  • 26. Public Orcharding: Any non-profit communal fruit growing endeavor in LA County qualifies.

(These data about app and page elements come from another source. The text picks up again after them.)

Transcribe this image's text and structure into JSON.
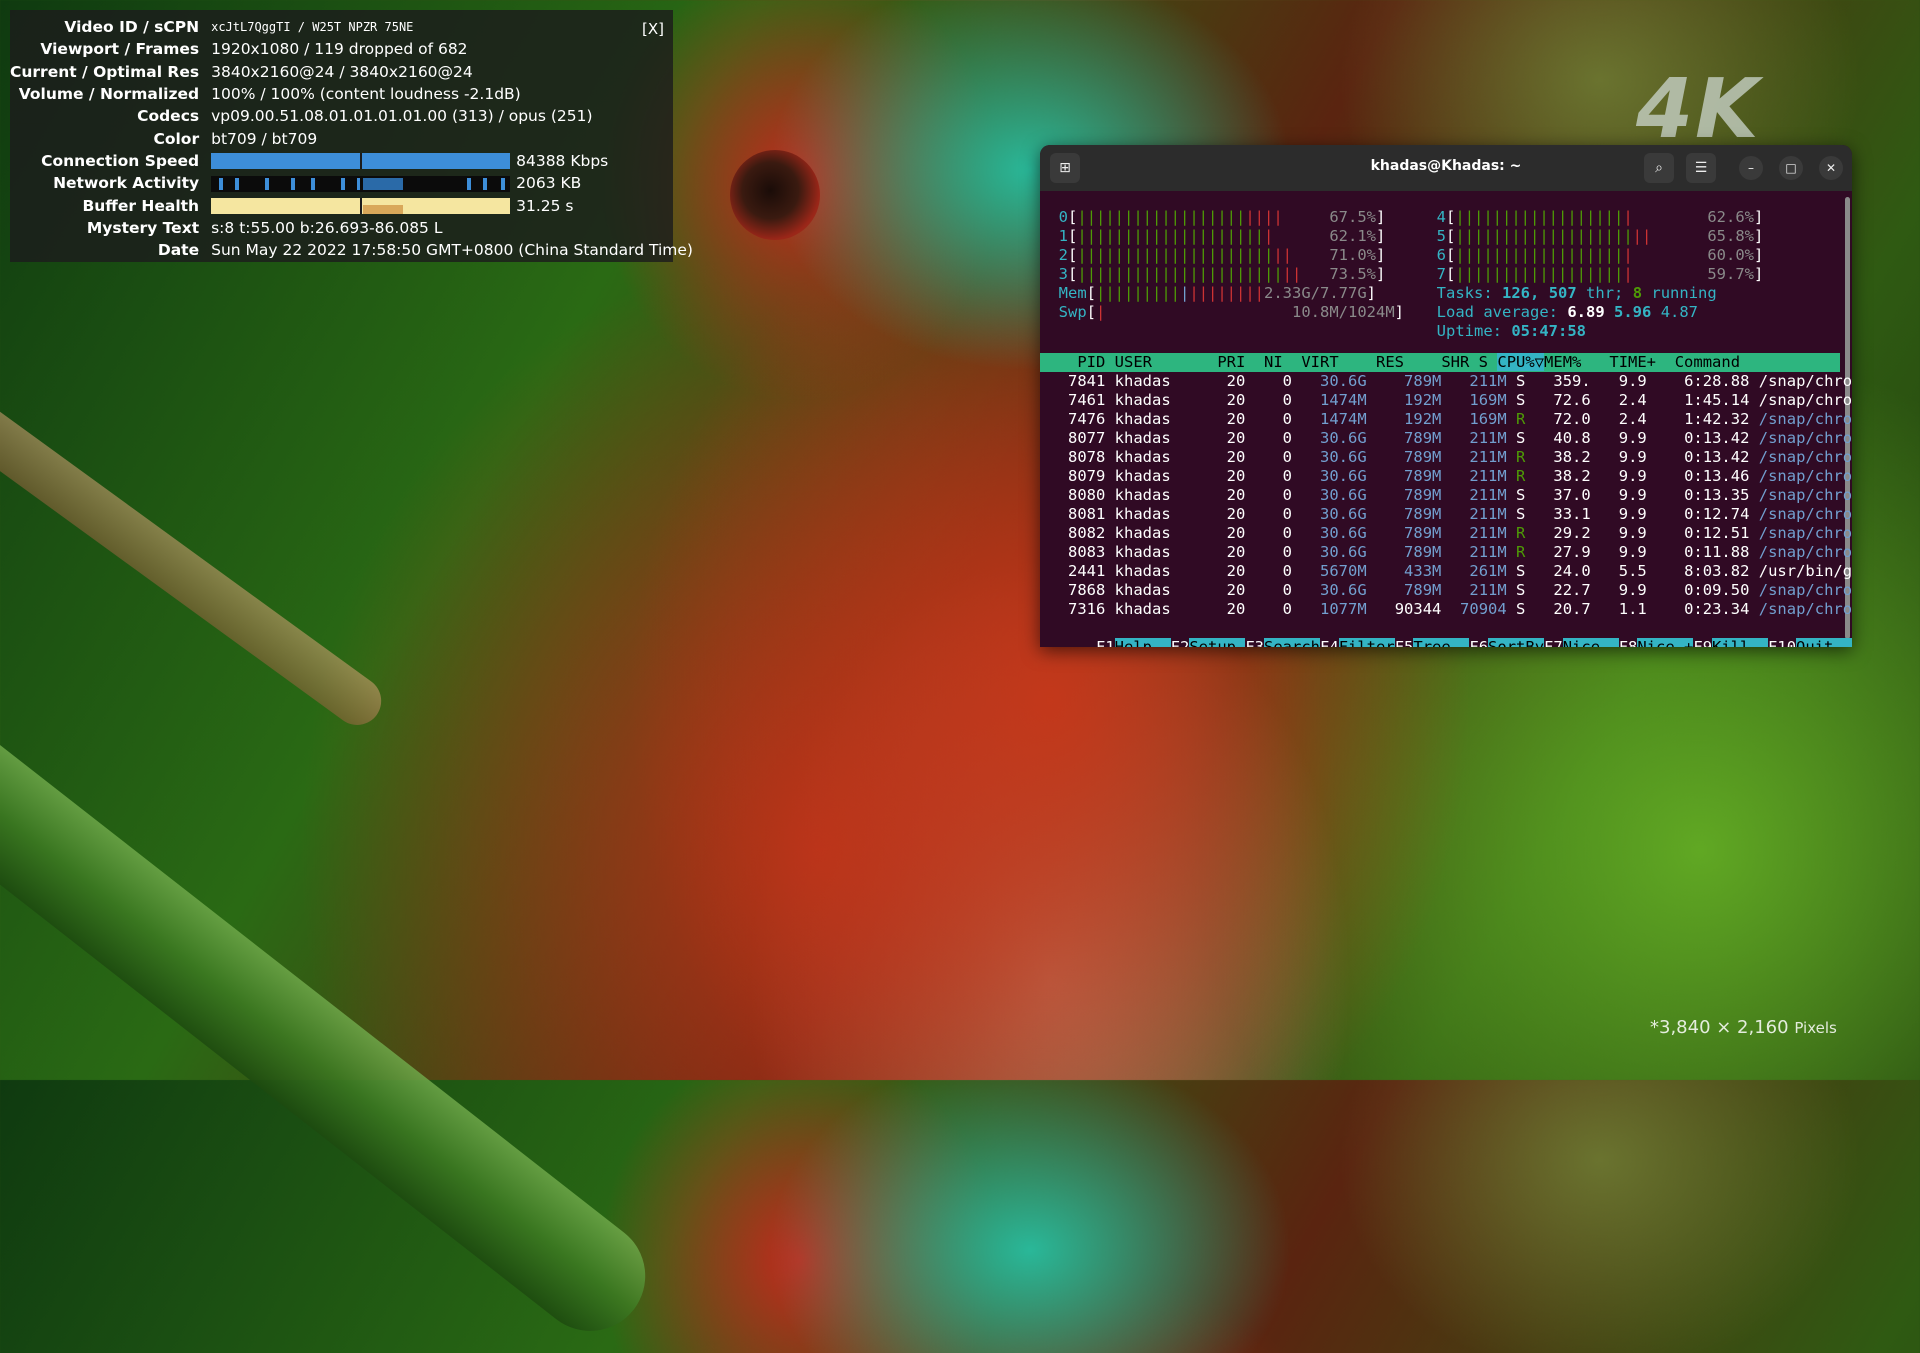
{
  "background": {
    "logo_text": "4K",
    "resolution_caption": "*3,840 × 2,160",
    "resolution_unit": "Pixels"
  },
  "stats": {
    "close_label": "[X]",
    "rows": [
      {
        "key": "Video ID / sCPN",
        "value": "xcJtL7QggTI / W25T NPZR 75NE"
      },
      {
        "key": "Viewport / Frames",
        "value": "1920x1080 / 119 dropped of 682"
      },
      {
        "key": "Current / Optimal Res",
        "value": "3840x2160@24 / 3840x2160@24"
      },
      {
        "key": "Volume / Normalized",
        "value": "100% / 100% (content loudness -2.1dB)"
      },
      {
        "key": "Codecs",
        "value": "vp09.00.51.08.01.01.01.01.00 (313) / opus (251)"
      },
      {
        "key": "Color",
        "value": "bt709 / bt709"
      },
      {
        "key": "Connection Speed",
        "value": "84388 Kbps"
      },
      {
        "key": "Network Activity",
        "value": "2063 KB"
      },
      {
        "key": "Buffer Health",
        "value": "31.25 s"
      },
      {
        "key": "Mystery Text",
        "value": "s:8 t:55.00 b:26.693-86.085 L"
      },
      {
        "key": "Date",
        "value": "Sun May 22 2022 17:58:50 GMT+0800 (China Standard Time)"
      }
    ]
  },
  "terminal": {
    "title": "khadas@Khadas: ~",
    "buttons": {
      "new_tab": "⊞",
      "search": "⌕",
      "menu": "☰",
      "minimize": "–",
      "maximize": "□",
      "close": "✕"
    },
    "cpus": [
      {
        "id": "0",
        "pct": "67.5%"
      },
      {
        "id": "1",
        "pct": "62.1%"
      },
      {
        "id": "2",
        "pct": "71.0%"
      },
      {
        "id": "3",
        "pct": "73.5%"
      },
      {
        "id": "4",
        "pct": "62.6%"
      },
      {
        "id": "5",
        "pct": "65.8%"
      },
      {
        "id": "6",
        "pct": "60.0%"
      },
      {
        "id": "7",
        "pct": "59.7%"
      }
    ],
    "mem_label": "Mem",
    "mem_value": "2.33G/7.77G",
    "swp_label": "Swp",
    "swp_value": "10.8M/1024M",
    "tasks_label": "Tasks:",
    "tasks_count": "126,",
    "threads": "507",
    "thr_label": "thr;",
    "running_count": "8",
    "running_label": "running",
    "load_label": "Load average:",
    "load_1": "6.89",
    "load_5": "5.96",
    "load_15": "4.87",
    "uptime_label": "Uptime:",
    "uptime": "05:47:58",
    "columns": [
      "PID",
      "USER",
      "PRI",
      "NI",
      "VIRT",
      "RES",
      "SHR",
      "S",
      "CPU%▽",
      "MEM%",
      "TIME+",
      "Command"
    ],
    "processes": [
      {
        "pid": "7841",
        "user": "khadas",
        "pri": "20",
        "ni": "0",
        "virt": "30.6G",
        "res": "789M",
        "shr": "211M",
        "s": "S",
        "cpu": "359.",
        "mem": "9.9",
        "time": "6:28.88",
        "cmd": "/snap/chromium/"
      },
      {
        "pid": "7461",
        "user": "khadas",
        "pri": "20",
        "ni": "0",
        "virt": "1474M",
        "res": "192M",
        "shr": "169M",
        "s": "S",
        "cpu": "72.6",
        "mem": "2.4",
        "time": "1:45.14",
        "cmd": "/snap/chromium/"
      },
      {
        "pid": "7476",
        "user": "khadas",
        "pri": "20",
        "ni": "0",
        "virt": "1474M",
        "res": "192M",
        "shr": "169M",
        "s": "R",
        "cpu": "72.0",
        "mem": "2.4",
        "time": "1:42.32",
        "cmd": "/snap/chromium/"
      },
      {
        "pid": "8077",
        "user": "khadas",
        "pri": "20",
        "ni": "0",
        "virt": "30.6G",
        "res": "789M",
        "shr": "211M",
        "s": "S",
        "cpu": "40.8",
        "mem": "9.9",
        "time": "0:13.42",
        "cmd": "/snap/chromium/"
      },
      {
        "pid": "8078",
        "user": "khadas",
        "pri": "20",
        "ni": "0",
        "virt": "30.6G",
        "res": "789M",
        "shr": "211M",
        "s": "R",
        "cpu": "38.2",
        "mem": "9.9",
        "time": "0:13.42",
        "cmd": "/snap/chromium/"
      },
      {
        "pid": "8079",
        "user": "khadas",
        "pri": "20",
        "ni": "0",
        "virt": "30.6G",
        "res": "789M",
        "shr": "211M",
        "s": "R",
        "cpu": "38.2",
        "mem": "9.9",
        "time": "0:13.46",
        "cmd": "/snap/chromium/"
      },
      {
        "pid": "8080",
        "user": "khadas",
        "pri": "20",
        "ni": "0",
        "virt": "30.6G",
        "res": "789M",
        "shr": "211M",
        "s": "S",
        "cpu": "37.0",
        "mem": "9.9",
        "time": "0:13.35",
        "cmd": "/snap/chromium/"
      },
      {
        "pid": "8081",
        "user": "khadas",
        "pri": "20",
        "ni": "0",
        "virt": "30.6G",
        "res": "789M",
        "shr": "211M",
        "s": "S",
        "cpu": "33.1",
        "mem": "9.9",
        "time": "0:12.74",
        "cmd": "/snap/chromium/"
      },
      {
        "pid": "8082",
        "user": "khadas",
        "pri": "20",
        "ni": "0",
        "virt": "30.6G",
        "res": "789M",
        "shr": "211M",
        "s": "R",
        "cpu": "29.2",
        "mem": "9.9",
        "time": "0:12.51",
        "cmd": "/snap/chromium/"
      },
      {
        "pid": "8083",
        "user": "khadas",
        "pri": "20",
        "ni": "0",
        "virt": "30.6G",
        "res": "789M",
        "shr": "211M",
        "s": "R",
        "cpu": "27.9",
        "mem": "9.9",
        "time": "0:11.88",
        "cmd": "/snap/chromium/"
      },
      {
        "pid": "2441",
        "user": "khadas",
        "pri": "20",
        "ni": "0",
        "virt": "5670M",
        "res": "433M",
        "shr": "261M",
        "s": "S",
        "cpu": "24.0",
        "mem": "5.5",
        "time": "8:03.82",
        "cmd": "/usr/bin/gnome-"
      },
      {
        "pid": "7868",
        "user": "khadas",
        "pri": "20",
        "ni": "0",
        "virt": "30.6G",
        "res": "789M",
        "shr": "211M",
        "s": "S",
        "cpu": "22.7",
        "mem": "9.9",
        "time": "0:09.50",
        "cmd": "/snap/chromium/"
      },
      {
        "pid": "7316",
        "user": "khadas",
        "pri": "20",
        "ni": "0",
        "virt": "1077M",
        "res": "90344",
        "shr": "70904",
        "s": "S",
        "cpu": "20.7",
        "mem": "1.1",
        "time": "0:23.34",
        "cmd": "/snap/chromium/"
      }
    ],
    "fkeys": [
      {
        "key": "F1",
        "label": "Help  "
      },
      {
        "key": "F2",
        "label": "Setup "
      },
      {
        "key": "F3",
        "label": "Search"
      },
      {
        "key": "F4",
        "label": "Filter"
      },
      {
        "key": "F5",
        "label": "Tree  "
      },
      {
        "key": "F6",
        "label": "SortBy"
      },
      {
        "key": "F7",
        "label": "Nice -"
      },
      {
        "key": "F8",
        "label": "Nice +"
      },
      {
        "key": "F9",
        "label": "Kill  "
      },
      {
        "key": "F10",
        "label": "Quit  "
      }
    ],
    "colors": {
      "background": "#300a24",
      "header": "#2db57f",
      "highlight": "#34b4c4"
    }
  }
}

For 2012 – 800 deciduous, citrus, avocado, & other species
  • 27. Elementary School Orchards South Shores Elementary School, San Pedro
  • 28. Community Gardens Roger Jessup Community Garden, Pacoima
  • 29. High School Ancient “Ag” Areas Carson High School, Carson (300 fruit trees in 1.5 acres!)
  • 30. (‘How to’ for the future) learning what works and …
  • 31. Grant High School Serenity Garden, Valley Village Breaking ground January, 2011 (47 deciduous varieties: apple, apricot, nectarine, peach, plum, pluot, aprium, nectaplum, peacotum, jujube, persimmon, fig, and pomegranate)
  • 32. September 2011 (For 2012 – add citrus and avocados!)
  • 33. TP FTP Fruit Crew
    • More knowledgeable volunteers who can:
    • Guide other volunteers and new orchard stewards
    • Participate in pruning and tree care events at PO’s to really make an impact in a uniform way in a short amount of time
    • More knowledgeable volunteers can:
    • Guide other volunteers and new orchard stewards
    • Participate in pruning
    • and tree care events
    • at PO’s to make
    • an impact in a uniform way in a short amount of time
    • Networking Potential of all interested Fruitarians (MG’s, CRFG’s, local folks, etc.)
    ( Fruit Crew Kahuna Herb Machleder )
  • 34. TreePeople Nursery and satellite nursery fruit tree propagation and care oddball species to propagate ourselves: fig, mulberry, pomegranate, white sapote, cherimoya, loquat, passionfruit, banana, papaya, etc.
  • 35. Baby white sapote seedlings
  • 36. Education & FTP: Fruit Crew Events
  • 37. Fruit Tree Pruning & Fruit Tree Care 2 separate formal 3 hour traveling workshops
  • 38. Ad hoc fruit tree talks Designed for recipient community groups’ particular needs
  • 39. school garden curriculum
  • 40. Grafting workshops and demonstrations
  • 41. Future Possibilities
    • Gleaning Networking
    • Food Justice (how are those peaches shared exactly?)
    • Cooking, Drying, and Preserving
    • School lunch augmentation
  • 42. Urban Angelino Fruit Enthusiasts: ! Unite!